> **Web page and app entries**
---+---
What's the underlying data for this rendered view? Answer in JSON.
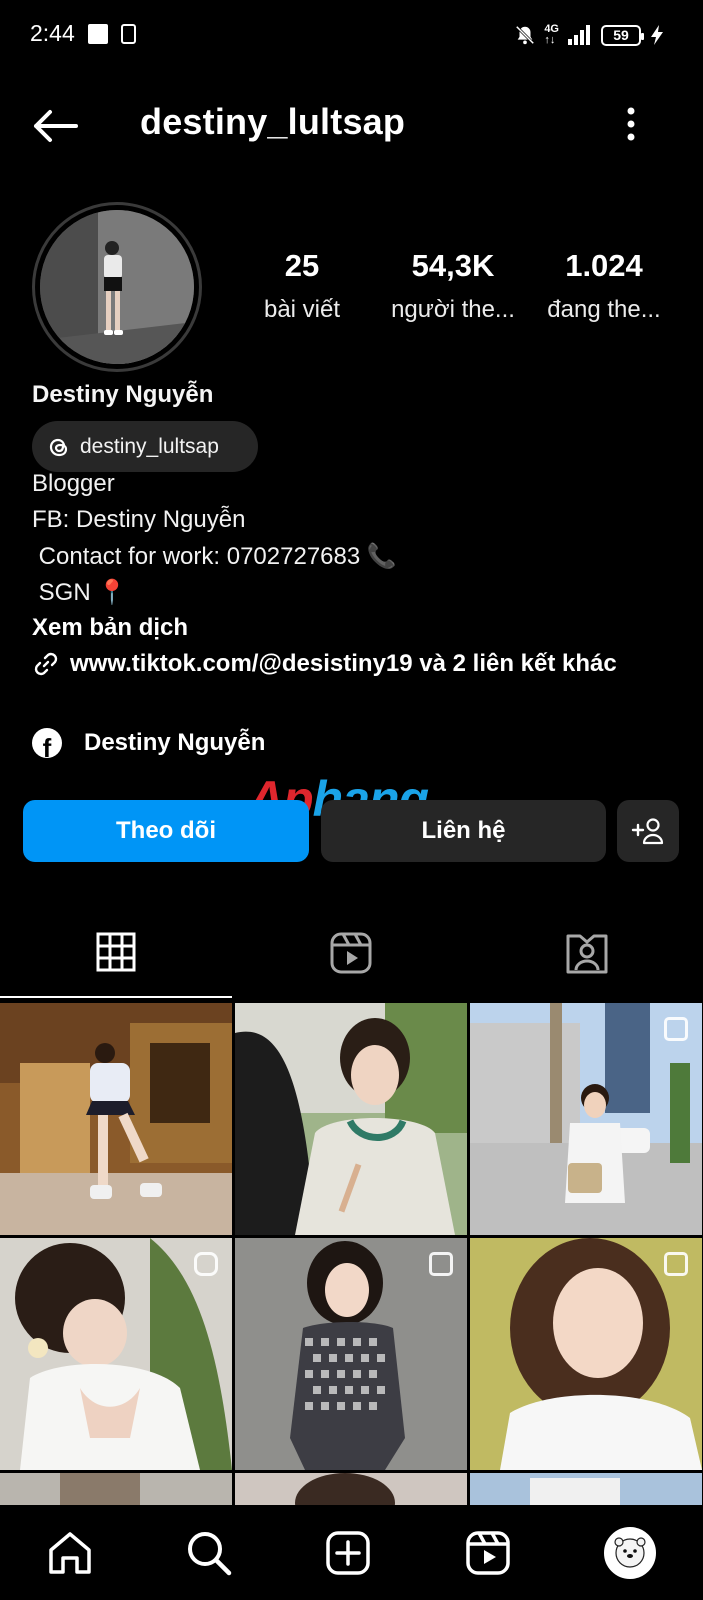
{
  "status_bar": {
    "time": "2:44",
    "network": "4G",
    "battery": "59"
  },
  "header": {
    "username": "destiny_lultsap"
  },
  "stats": [
    {
      "value": "25",
      "label": "bài viết"
    },
    {
      "value": "54,3K",
      "label": "người the..."
    },
    {
      "value": "1.024",
      "label": "đang the..."
    }
  ],
  "profile": {
    "name": "Destiny Nguyễn",
    "threads_handle": "destiny_lultsap",
    "bio": [
      "Blogger",
      "FB: Destiny Nguyễn",
      " Contact for work: 0702727683 📞",
      " SGN 📍"
    ],
    "see_translation": "Xem bản dịch",
    "link": "www.tiktok.com/@desistiny19 và 2 liên kết khác",
    "facebook_name": "Destiny Nguyễn"
  },
  "watermark": "Aphang",
  "buttons": {
    "follow": "Theo dõi",
    "contact": "Liên hệ"
  },
  "icons": [
    "back-arrow-icon",
    "more-vertical-icon",
    "threads-icon",
    "link-icon",
    "facebook-icon",
    "add-person-icon",
    "grid-icon",
    "reels-icon",
    "tagged-icon",
    "home-icon",
    "search-icon",
    "create-icon",
    "profile-icon"
  ],
  "colors": {
    "accent": "#0095f6",
    "background": "#000000",
    "chip": "#262626"
  }
}
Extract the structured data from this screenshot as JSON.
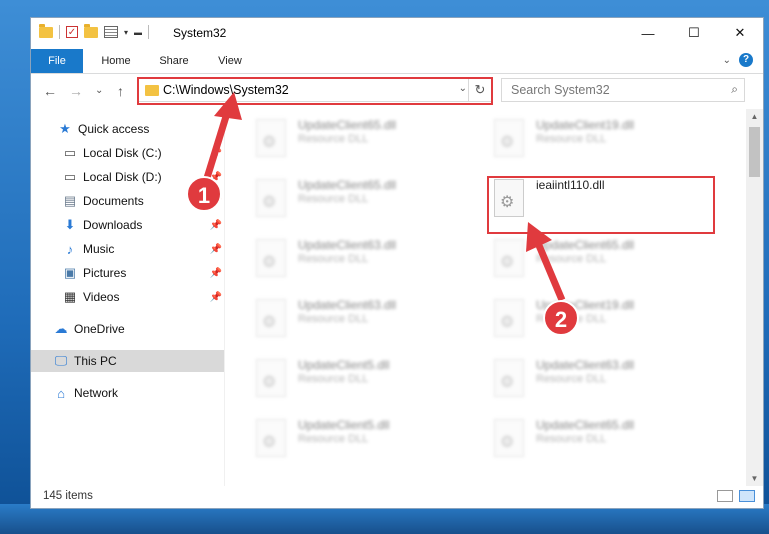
{
  "window": {
    "title": "System32",
    "controls": {
      "minimize": "—",
      "maximize": "☐",
      "close": "✕"
    }
  },
  "ribbon": {
    "tabs": [
      {
        "label": "File",
        "active": true
      },
      {
        "label": "Home"
      },
      {
        "label": "Share"
      },
      {
        "label": "View"
      }
    ],
    "help": "?"
  },
  "nav": {
    "back": "←",
    "forward": "→",
    "recent": "⌄",
    "up": "↑",
    "address": "C:\\Windows\\System32",
    "refresh": "↻",
    "search_placeholder": "Search System32"
  },
  "sidebar": {
    "items": [
      {
        "label": "Quick access",
        "icon": "star-icon"
      },
      {
        "label": "Local Disk (C:)",
        "icon": "drive-icon"
      },
      {
        "label": "Local Disk (D:)",
        "icon": "drive-icon"
      },
      {
        "label": "Documents",
        "icon": "documents-icon"
      },
      {
        "label": "Downloads",
        "icon": "download-icon"
      },
      {
        "label": "Music",
        "icon": "music-icon"
      },
      {
        "label": "Pictures",
        "icon": "pictures-icon"
      },
      {
        "label": "Videos",
        "icon": "videos-icon"
      },
      {
        "label": "OneDrive",
        "icon": "cloud-icon"
      },
      {
        "label": "This PC",
        "icon": "computer-icon",
        "selected": true
      },
      {
        "label": "Network",
        "icon": "network-icon"
      }
    ]
  },
  "files": {
    "left": [
      {
        "name": "UpdateClient65.dll",
        "type": "Resource DLL"
      },
      {
        "name": "UpdateClient65.dll",
        "type": "Resource DLL"
      },
      {
        "name": "UpdateClient63.dll",
        "type": "Resource DLL"
      },
      {
        "name": "UpdateClient63.dll",
        "type": "Resource DLL"
      },
      {
        "name": "UpdateClient5.dll",
        "type": "Resource DLL"
      },
      {
        "name": "UpdateClient5.dll",
        "type": "Resource DLL"
      }
    ],
    "right": [
      {
        "name": "UpdateClient19.dll",
        "type": "Resource DLL"
      },
      {
        "name": "ieaiintl110.dll",
        "type": "",
        "highlighted": true
      },
      {
        "name": "UpdateClient65.dll",
        "type": "Resource DLL"
      },
      {
        "name": "UpdateClient19.dll",
        "type": "Resource DLL"
      },
      {
        "name": "UpdateClient63.dll",
        "type": "Resource DLL"
      },
      {
        "name": "UpdateClient65.dll",
        "type": "Resource DLL"
      }
    ]
  },
  "status": {
    "count": "145 items"
  },
  "callouts": {
    "first": "1",
    "second": "2"
  },
  "colors": {
    "accent": "#1979ca",
    "highlight": "#e03a3e",
    "selected": "#d9d9d9"
  }
}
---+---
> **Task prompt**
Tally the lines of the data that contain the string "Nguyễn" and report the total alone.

> **Written response**
3